Data records for software interfaces
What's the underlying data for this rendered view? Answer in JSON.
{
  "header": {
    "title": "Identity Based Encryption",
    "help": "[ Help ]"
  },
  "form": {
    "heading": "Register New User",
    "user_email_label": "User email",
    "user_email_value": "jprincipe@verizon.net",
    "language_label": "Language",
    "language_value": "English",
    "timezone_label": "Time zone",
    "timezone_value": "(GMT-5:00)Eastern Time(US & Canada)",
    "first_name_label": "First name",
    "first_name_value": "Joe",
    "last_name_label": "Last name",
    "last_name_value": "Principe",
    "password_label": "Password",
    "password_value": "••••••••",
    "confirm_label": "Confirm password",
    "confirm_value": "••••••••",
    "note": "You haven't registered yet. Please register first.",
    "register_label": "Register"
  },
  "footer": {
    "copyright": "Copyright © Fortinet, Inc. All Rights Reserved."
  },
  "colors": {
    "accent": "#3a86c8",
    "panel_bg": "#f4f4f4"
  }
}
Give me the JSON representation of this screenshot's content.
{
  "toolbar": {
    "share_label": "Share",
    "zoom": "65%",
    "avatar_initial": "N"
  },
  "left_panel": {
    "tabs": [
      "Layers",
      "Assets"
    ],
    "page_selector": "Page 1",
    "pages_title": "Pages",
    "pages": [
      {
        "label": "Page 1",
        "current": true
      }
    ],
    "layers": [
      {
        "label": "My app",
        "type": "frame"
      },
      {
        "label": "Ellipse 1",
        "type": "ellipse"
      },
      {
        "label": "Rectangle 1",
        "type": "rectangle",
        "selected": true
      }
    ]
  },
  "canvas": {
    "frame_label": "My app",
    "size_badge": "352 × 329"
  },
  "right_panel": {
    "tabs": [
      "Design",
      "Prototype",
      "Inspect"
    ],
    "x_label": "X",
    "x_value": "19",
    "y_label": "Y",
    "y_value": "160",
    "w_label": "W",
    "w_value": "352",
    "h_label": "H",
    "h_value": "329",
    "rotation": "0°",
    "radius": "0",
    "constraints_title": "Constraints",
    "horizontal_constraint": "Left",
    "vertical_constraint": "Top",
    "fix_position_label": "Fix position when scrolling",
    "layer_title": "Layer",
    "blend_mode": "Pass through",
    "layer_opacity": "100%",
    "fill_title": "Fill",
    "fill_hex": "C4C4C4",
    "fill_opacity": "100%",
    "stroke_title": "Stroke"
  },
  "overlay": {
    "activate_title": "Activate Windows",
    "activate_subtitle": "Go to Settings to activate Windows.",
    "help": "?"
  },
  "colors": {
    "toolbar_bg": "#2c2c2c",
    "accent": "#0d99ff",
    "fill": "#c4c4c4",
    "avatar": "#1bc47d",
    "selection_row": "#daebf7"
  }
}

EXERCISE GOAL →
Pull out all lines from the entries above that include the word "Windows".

SOLUTION TO THIS TASK →
    "activate_title": "Activate Windows",
    "activate_subtitle": "Go to Settings to activate Windows.",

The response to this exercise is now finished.